After your initial meeting, you should always include time for a "work party" to prepare posters, write letters, or fill informational packets. This will ensure that people leave with a feeling that they have already accomplished a task. This might be possible with a first meeting, but not practical. That's why leaving with a task will be very important for your first meeting. Let people know you'll have a project to work on at next meeting. By now, you should have a good idea what it will be. Perhaps the second meeting will be the presentation of materials to include in local informational packets. Together you can build press informational packets or targeted information to local religious leaders. People can bring their ideas to the second meeting, and compilation can begin.
Community Forum, Durham, NC 2006
You must make some choices about how you want to operate for at least a few months in advance. Should you meet once a month, or call meetings as you need them? Decide where you want to meet, be it a library, a local school or church. Avoid meeting in people's homes if you're better off in neutral territory. There may be liability risks that people assume when they have meetings in their homes. They can be great places to meet, too and some homeowners are willing to accept the responsibility. Your group can decide.
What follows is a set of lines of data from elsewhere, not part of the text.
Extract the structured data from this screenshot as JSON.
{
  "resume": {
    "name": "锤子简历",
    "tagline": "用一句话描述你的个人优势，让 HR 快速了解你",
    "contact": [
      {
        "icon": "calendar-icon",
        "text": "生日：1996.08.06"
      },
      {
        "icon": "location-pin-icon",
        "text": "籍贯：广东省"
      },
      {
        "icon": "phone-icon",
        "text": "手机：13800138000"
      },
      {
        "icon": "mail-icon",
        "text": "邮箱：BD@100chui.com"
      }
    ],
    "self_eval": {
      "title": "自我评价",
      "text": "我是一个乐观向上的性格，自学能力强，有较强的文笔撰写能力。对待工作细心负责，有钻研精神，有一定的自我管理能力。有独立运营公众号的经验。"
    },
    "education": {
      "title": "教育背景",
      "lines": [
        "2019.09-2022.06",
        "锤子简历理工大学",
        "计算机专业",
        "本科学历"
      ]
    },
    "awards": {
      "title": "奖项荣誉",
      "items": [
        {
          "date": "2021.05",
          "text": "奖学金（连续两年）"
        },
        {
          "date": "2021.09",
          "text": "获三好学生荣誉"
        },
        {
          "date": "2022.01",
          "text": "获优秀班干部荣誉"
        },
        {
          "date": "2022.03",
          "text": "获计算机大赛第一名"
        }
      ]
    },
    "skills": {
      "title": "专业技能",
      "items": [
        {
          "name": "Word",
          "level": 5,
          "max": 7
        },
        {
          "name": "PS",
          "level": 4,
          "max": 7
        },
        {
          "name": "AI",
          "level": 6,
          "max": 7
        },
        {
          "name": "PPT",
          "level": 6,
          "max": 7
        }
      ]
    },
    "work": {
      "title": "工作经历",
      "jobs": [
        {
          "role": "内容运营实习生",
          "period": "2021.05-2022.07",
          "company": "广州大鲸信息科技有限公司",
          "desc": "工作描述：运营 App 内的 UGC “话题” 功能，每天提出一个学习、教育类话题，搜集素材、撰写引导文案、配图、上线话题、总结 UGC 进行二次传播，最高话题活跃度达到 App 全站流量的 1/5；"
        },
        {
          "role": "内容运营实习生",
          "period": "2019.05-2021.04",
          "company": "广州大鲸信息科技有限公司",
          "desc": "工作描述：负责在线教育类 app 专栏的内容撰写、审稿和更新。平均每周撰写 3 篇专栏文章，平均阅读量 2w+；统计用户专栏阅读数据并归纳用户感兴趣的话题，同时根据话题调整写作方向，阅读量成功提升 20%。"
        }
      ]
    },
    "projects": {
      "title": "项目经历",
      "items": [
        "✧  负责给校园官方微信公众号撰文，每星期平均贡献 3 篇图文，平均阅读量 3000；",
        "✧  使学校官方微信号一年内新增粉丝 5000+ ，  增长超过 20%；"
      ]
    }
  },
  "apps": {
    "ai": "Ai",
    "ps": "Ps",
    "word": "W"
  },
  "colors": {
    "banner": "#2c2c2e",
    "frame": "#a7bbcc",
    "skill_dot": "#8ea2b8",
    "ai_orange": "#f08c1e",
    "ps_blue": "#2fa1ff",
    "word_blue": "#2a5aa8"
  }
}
If you hold regular meetings, they should be scheduled for the same day and time each month.
It's not necessary to talk about bulk mailing permits, bank accounts and large fundraising projects. That, too, can be a trap that may doom your group to mediocre results, even failure. Administrative details such as bookkeeping, maintaining product inventories, and planning large demonstrations or benefits are seldom easy to organize, manage and improve. Tactfully remind people that formality will develop in time if, or as, needed. Skill develops best in stages of learning and re-learning. Entire books are written on these separate subjects and a few noted in the “Reading Room” section.
Many groups operate more efficiently with less bureaucracy. The operation of the November Coalition's formal organization, by providing projects and helping to develop ideas and the means to implement them, serves and saves local groups from the grueling responsibilities of administrative detail. Volunteers can then work unaffected by periodic pressures to raise large amounts of money. The crucial job of educating people in one's own community doesn’t have to be expensive.4. Summarize the meeting
Journey for Justice: Bronx, NY 2002
Quickly review the projects that your group has decided to pursue. Assign tasks to volunteers expressing interest in doing more. Give out the date, place and time of the next meeting. Concise, well planned meetings become a time for group invigoration and inspiration, and meeting regularly is the best way to ensure that you'll meet defined objectives. Collect the Volunteer Questionnaires, the meeting sign up sheets, and then call everyone together for a historical photograph. You just held your first November Coalition meeting!
Remember, again, to thank everyone for coming.
5. After your meeting
Some leaders will want to send a 'thank you' to those who attended the meeting. This can be done by mail and email. If your group is small, you may want to phone everyone. Now it is time to begin working on the projects and activities agreed upon, and begin thinking about the agenda you want to set for the next meeting. Remember to ask yourself what should be accomplished at the next meeting. With some concrete goals listed, based on what transpired during your first meeting, the next agenda should be easy to make, and hopefully you have found new volunteers to help prepare for the second meeting.
From this point, your group's collective experience should power and follow a momentum that you were able to shape and inspire. In time you may be the person who facilitates growth, while others lead in different and multiple ways.
Meetings need not be formatted exactly the same each time. We thrive on variety and expectancy and encourage you to be a creative, dynamic leader.